Graduation with Distinction in Religion
This program is intended for the outstanding Religion major whose grade point average is at least 3.5 in Religion (and 3.3 overall) and who has demonstrated the desire and talent to pursue independent research. The student, under the supervision of an advisor, will produce an honors thesis or project (e.g., documentary, play, exhibition) of exceptional quality. The main advisor is normally a faculty member in the department already familiar with the student’s work.
Procedure for selection of students
Religion majors with a GPA of at least 3.5 in Religion and 3.3 overall may apply for the "Graduation with Distinction" program. The required GPA must be maintained to graduation. Before the end of the junior year (preferably before pre-registration for the first semester of the senior year), the prospective candidate is to complete the application form available here:
The completed form—along with a one-page summary of the proposed project signed by the professor who has agreed to serve as the main advisor, two letters of recommendation from professors in the Religion Department with whom the student has studied (one of whom should be the main advisor), and a current transcript—is to be taken to the Staff Assistant’s office (118 Gray Building).
The Director of Undergraduate Studies will review the application. If it is approved, the normal procedure is for the student to enroll in Religion 493-494 for the senior year. This is "Honors Research," under the guidance of the main faculty advisor. Upon successful completion of the courses, the student receives two course credits. Continuance in the program beyond the first term is contingent upon satisfactory progress assessed by the student's committee at the end of the first semester. The committee will consist of the main advisor and two other professors—a secondary advisor (who may be from outside the department), and a reader (who is not necessarily an expert in the area of the student’s project). The committee must be agreed upon by the DUS, the advisor, and the student.
Students generally carry out reading and research in the first semester, during which they are expected to meet regularly (weekly or biweekly) with their main advisor. A draft of a significant part of the thesis or evidence of significant progress on a project must be presented to the advisor by the end of the first semester.
The second semester is devoted to the completion and revision of the honors thesis or project. It is recommended that all committee members be consulted before the final draft is submitted; this will enable students to have their input as they revise their work.
A copy of the completed thesis is to be submitted to each member of the committee by March 31. An hour-long oral defense before the committee will take place before April 10.
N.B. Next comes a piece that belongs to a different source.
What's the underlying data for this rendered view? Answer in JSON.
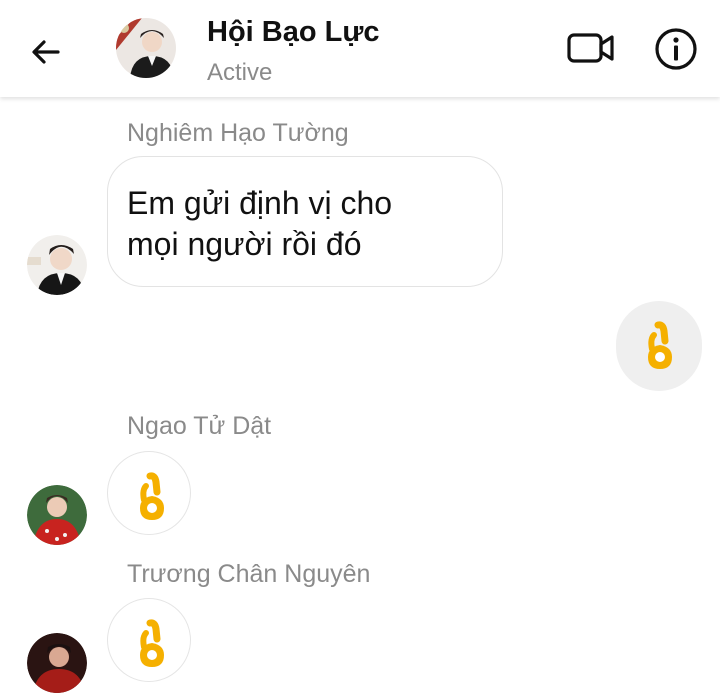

The thesis should be an original research paper, usually 40-70 pages in length, investigating a subject or problem in religious studies. The project should represent an equivalent amount of finished work and will have a written component if appropriate.
The student's work is the result of a full year of research and writing, so high expectations are justified. Honors thesis or project must be outstanding in each of the following aspects:
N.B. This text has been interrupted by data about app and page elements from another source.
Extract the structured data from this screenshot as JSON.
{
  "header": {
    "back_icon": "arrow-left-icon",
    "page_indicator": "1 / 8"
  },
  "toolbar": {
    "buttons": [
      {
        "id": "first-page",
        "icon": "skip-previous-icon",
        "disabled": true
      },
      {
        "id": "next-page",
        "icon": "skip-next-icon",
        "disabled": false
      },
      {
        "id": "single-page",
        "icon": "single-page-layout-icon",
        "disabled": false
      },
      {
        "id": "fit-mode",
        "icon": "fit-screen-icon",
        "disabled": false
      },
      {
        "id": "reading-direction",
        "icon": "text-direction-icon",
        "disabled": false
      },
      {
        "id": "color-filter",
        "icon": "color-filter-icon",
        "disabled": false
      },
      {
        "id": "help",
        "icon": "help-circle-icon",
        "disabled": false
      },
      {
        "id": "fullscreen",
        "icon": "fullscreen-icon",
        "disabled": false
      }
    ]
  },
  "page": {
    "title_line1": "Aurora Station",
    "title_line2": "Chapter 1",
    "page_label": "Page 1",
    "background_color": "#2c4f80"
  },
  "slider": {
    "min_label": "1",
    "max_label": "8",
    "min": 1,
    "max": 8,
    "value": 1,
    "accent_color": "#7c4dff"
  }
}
- Conception of a significant research problem or issue to be addressed
- Thoroughness of research and effective use of appropriate sources or materials
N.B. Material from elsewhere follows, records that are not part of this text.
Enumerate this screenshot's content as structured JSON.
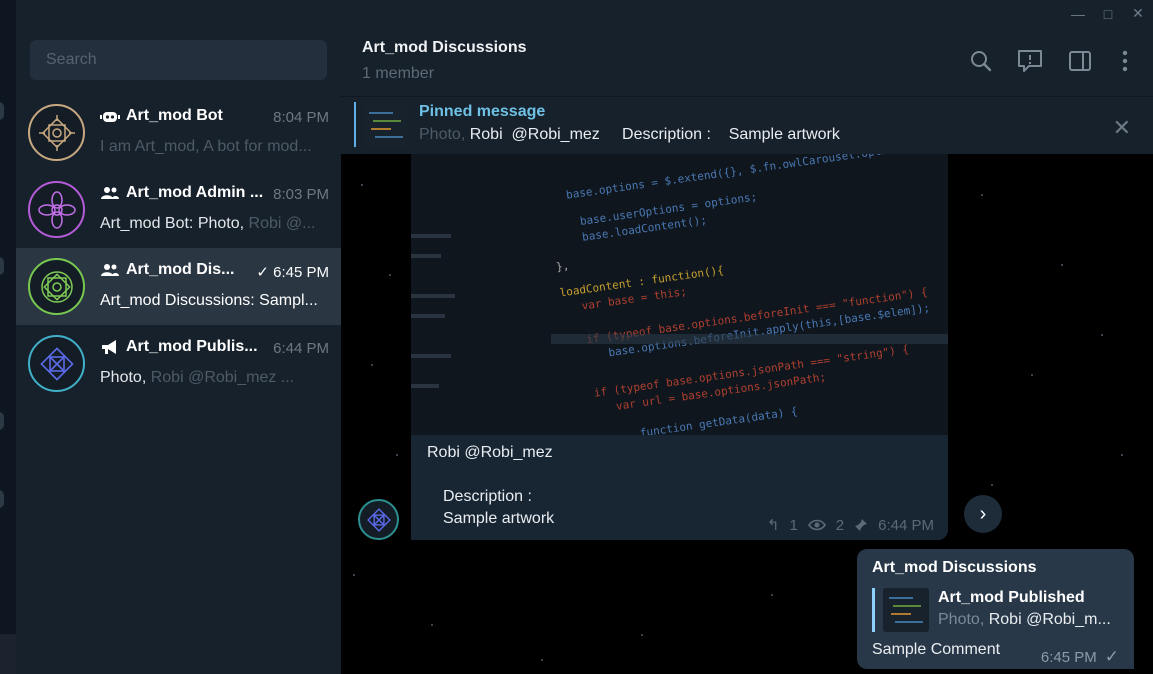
{
  "window": {
    "minimize": "—",
    "maximize": "□",
    "close": "✕"
  },
  "sidebar": {
    "search_placeholder": "Search",
    "dialogs": [
      {
        "type": "bot",
        "title": "Art_mod Bot",
        "time": "8:04 PM",
        "preview": "I am Art_mod, A bot for mod...",
        "accent": "#c8a880",
        "active": false
      },
      {
        "type": "group",
        "title": "Art_mod Admin ...",
        "time": "8:03 PM",
        "preview_sender": "Art_mod Bot:",
        "preview_text": "Photo,",
        "preview_dim": "Robi  @...",
        "accent": "#b45cd8",
        "active": false
      },
      {
        "type": "group",
        "title": "Art_mod Dis...",
        "time": "6:45 PM",
        "check": "✓",
        "preview": "Art_mod Discussions: Sampl...",
        "accent": "#78c850",
        "active": true
      },
      {
        "type": "channel",
        "title": "Art_mod Publis...",
        "time": "6:44 PM",
        "preview_text": "Photo,",
        "preview_dim": "Robi  @Robi_mez     ...",
        "accent": "#5a6ae8",
        "active": false
      }
    ]
  },
  "header": {
    "title": "Art_mod Discussions",
    "subtitle": "1 member"
  },
  "pinned": {
    "label": "Pinned message",
    "prefix": "Photo,",
    "text": "Robi  @Robi_mez     Description :    Sample artwork"
  },
  "message": {
    "author": "Robi  @Robi_mez",
    "desc_label": "Description :",
    "desc_value": "Sample artwork",
    "replies": "1",
    "views": "2",
    "time": "6:44 PM"
  },
  "reply": {
    "title": "Art_mod Discussions",
    "quoted_title": "Art_mod Published",
    "quoted_prefix": "Photo,",
    "quoted_text": "Robi  @Robi_m...",
    "comment": "Sample Comment",
    "time": "6:45 PM",
    "check": "✓"
  },
  "colors": {
    "sidebar_bg": "#17212b",
    "active_dialog": "#2a3642",
    "accent_blue": "#6ec1e4",
    "outgoing_bubble": "#283848"
  }
}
- Originality and interest
- Excellence in organization, cogency of arguments or presentation, clarity of expression
Following the oral defense, the three committee members decide whether the thesis or project meets honors standards and merits distinction. The committee’s judgment will be based on the conduct of the research, the quality of the thesis or project, and the oral examination. The committee will award distinction at one of three levels: Distinction, High Distinction, and Highest Distinction. Students who have done satisfactory work but whose thesis or project does not merit distinction will receive graded credit for their work.
Though not required, it is recommended that students applying to do honors will have taken at least one course analyzing different methods for the study of religion (e.g., REL 912S: Theorizing Religion). This course may also be taken during the student's senior year.